> _Task goal_:
Reproduce the entries exactly and omit the pictures.

Material shown Block Start

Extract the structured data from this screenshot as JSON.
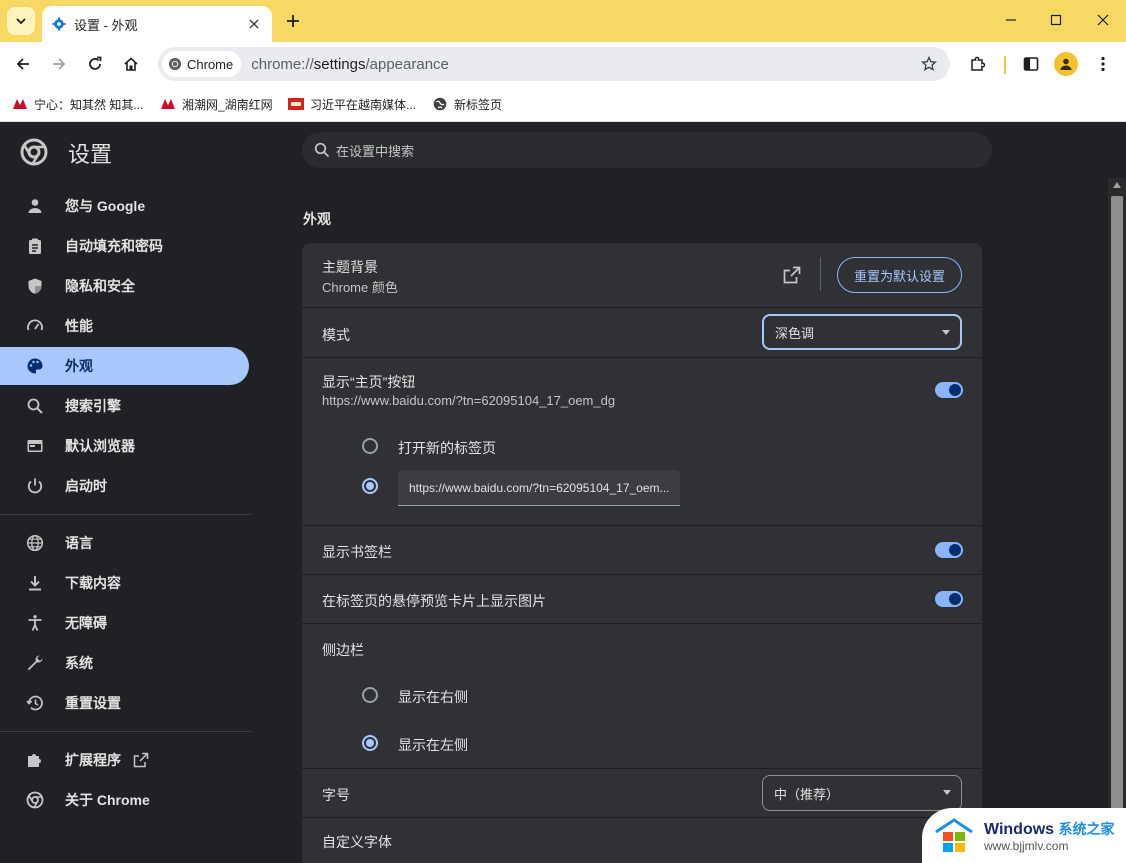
{
  "browser": {
    "tab_title": "设置 - 外观",
    "chip_label": "Chrome",
    "url_scheme": "chrome://",
    "url_host": "settings",
    "url_path": "/appearance"
  },
  "bookmarks": [
    {
      "label": "宁心：知其然 知其..."
    },
    {
      "label": "湘潮网_湖南红网"
    },
    {
      "label": "习近平在越南媒体..."
    },
    {
      "label": "新标签页"
    }
  ],
  "settings": {
    "title": "设置",
    "search_placeholder": "在设置中搜索",
    "nav": [
      {
        "label": "您与 Google",
        "icon": "person-icon"
      },
      {
        "label": "自动填充和密码",
        "icon": "clipboard-icon"
      },
      {
        "label": "隐私和安全",
        "icon": "shield-icon"
      },
      {
        "label": "性能",
        "icon": "speedometer-icon"
      },
      {
        "label": "外观",
        "icon": "palette-icon"
      },
      {
        "label": "搜索引擎",
        "icon": "search-icon"
      },
      {
        "label": "默认浏览器",
        "icon": "browser-window-icon"
      },
      {
        "label": "启动时",
        "icon": "power-icon"
      },
      {
        "label": "语言",
        "icon": "globe-icon"
      },
      {
        "label": "下载内容",
        "icon": "download-icon"
      },
      {
        "label": "无障碍",
        "icon": "accessibility-icon"
      },
      {
        "label": "系统",
        "icon": "wrench-icon"
      },
      {
        "label": "重置设置",
        "icon": "history-icon"
      },
      {
        "label": "扩展程序",
        "icon": "puzzle-icon"
      },
      {
        "label": "关于 Chrome",
        "icon": "chrome-icon"
      }
    ],
    "section_title": "外观",
    "theme": {
      "label": "主题背景",
      "sub": "Chrome 颜色",
      "reset_button": "重置为默认设置"
    },
    "mode": {
      "label": "模式",
      "value": "深色调"
    },
    "home_button": {
      "label": "显示“主页”按钮",
      "sub": "https://www.baidu.com/?tn=62095104_17_oem_dg",
      "enabled": true,
      "option_newtab": "打开新的标签页",
      "option_url_value": "https://www.baidu.com/?tn=62095104_17_oem..."
    },
    "bookmarks_bar": {
      "label": "显示书签栏",
      "enabled": true
    },
    "hover_preview": {
      "label": "在标签页的悬停预览卡片上显示图片",
      "enabled": true
    },
    "side_panel": {
      "label": "侧边栏",
      "option_right": "显示在右侧",
      "option_left": "显示在左侧",
      "selected": "left"
    },
    "font_size": {
      "label": "字号",
      "value": "中（推荐）"
    },
    "custom_fonts": {
      "label": "自定义字体"
    }
  },
  "watermark": {
    "brand": "Windows",
    "brand_cn": "系统之家",
    "site": "www.bjjmlv.com"
  },
  "colors": {
    "titlebar": "#f6d965",
    "accent": "#a8c7fa",
    "page_bg": "#202124",
    "card_bg": "#303134"
  }
}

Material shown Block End

> _Task output_:
Extract the structured data from this screenshot as JSON.
{
  "browser": {
    "tab_title": "设置 - 外观",
    "chip_label": "Chrome",
    "url_scheme": "chrome://",
    "url_host": "settings",
    "url_path": "/appearance"
  },
  "bookmarks": [
    {
      "label": "宁心：知其然 知其..."
    },
    {
      "label": "湘潮网_湖南红网"
    },
    {
      "label": "习近平在越南媒体..."
    },
    {
      "label": "新标签页"
    }
  ],
  "settings": {
    "title": "设置",
    "search_placeholder": "在设置中搜索",
    "nav": [
      {
        "label": "您与 Google",
        "icon": "person-icon"
      },
      {
        "label": "自动填充和密码",
        "icon": "clipboard-icon"
      },
      {
        "label": "隐私和安全",
        "icon": "shield-icon"
      },
      {
        "label": "性能",
        "icon": "speedometer-icon"
      },
      {
        "label": "外观",
        "icon": "palette-icon"
      },
      {
        "label": "搜索引擎",
        "icon": "search-icon"
      },
      {
        "label": "默认浏览器",
        "icon": "browser-window-icon"
      },
      {
        "label": "启动时",
        "icon": "power-icon"
      },
      {
        "label": "语言",
        "icon": "globe-icon"
      },
      {
        "label": "下载内容",
        "icon": "download-icon"
      },
      {
        "label": "无障碍",
        "icon": "accessibility-icon"
      },
      {
        "label": "系统",
        "icon": "wrench-icon"
      },
      {
        "label": "重置设置",
        "icon": "history-icon"
      },
      {
        "label": "扩展程序",
        "icon": "puzzle-icon"
      },
      {
        "label": "关于 Chrome",
        "icon": "chrome-icon"
      }
    ],
    "section_title": "外观",
    "theme": {
      "label": "主题背景",
      "sub": "Chrome 颜色",
      "reset_button": "重置为默认设置"
    },
    "mode": {
      "label": "模式",
      "value": "深色调"
    },
    "home_button": {
      "label": "显示“主页”按钮",
      "sub": "https://www.baidu.com/?tn=62095104_17_oem_dg",
      "enabled": true,
      "option_newtab": "打开新的标签页",
      "option_url_value": "https://www.baidu.com/?tn=62095104_17_oem..."
    },
    "bookmarks_bar": {
      "label": "显示书签栏",
      "enabled": true
    },
    "hover_preview": {
      "label": "在标签页的悬停预览卡片上显示图片",
      "enabled": true
    },
    "side_panel": {
      "label": "侧边栏",
      "option_right": "显示在右侧",
      "option_left": "显示在左侧",
      "selected": "left"
    },
    "font_size": {
      "label": "字号",
      "value": "中（推荐）"
    },
    "custom_fonts": {
      "label": "自定义字体"
    }
  },
  "watermark": {
    "brand": "Windows",
    "brand_cn": "系统之家",
    "site": "www.bjjmlv.com"
  },
  "colors": {
    "titlebar": "#f6d965",
    "accent": "#a8c7fa",
    "page_bg": "#202124",
    "card_bg": "#303134"
  }
}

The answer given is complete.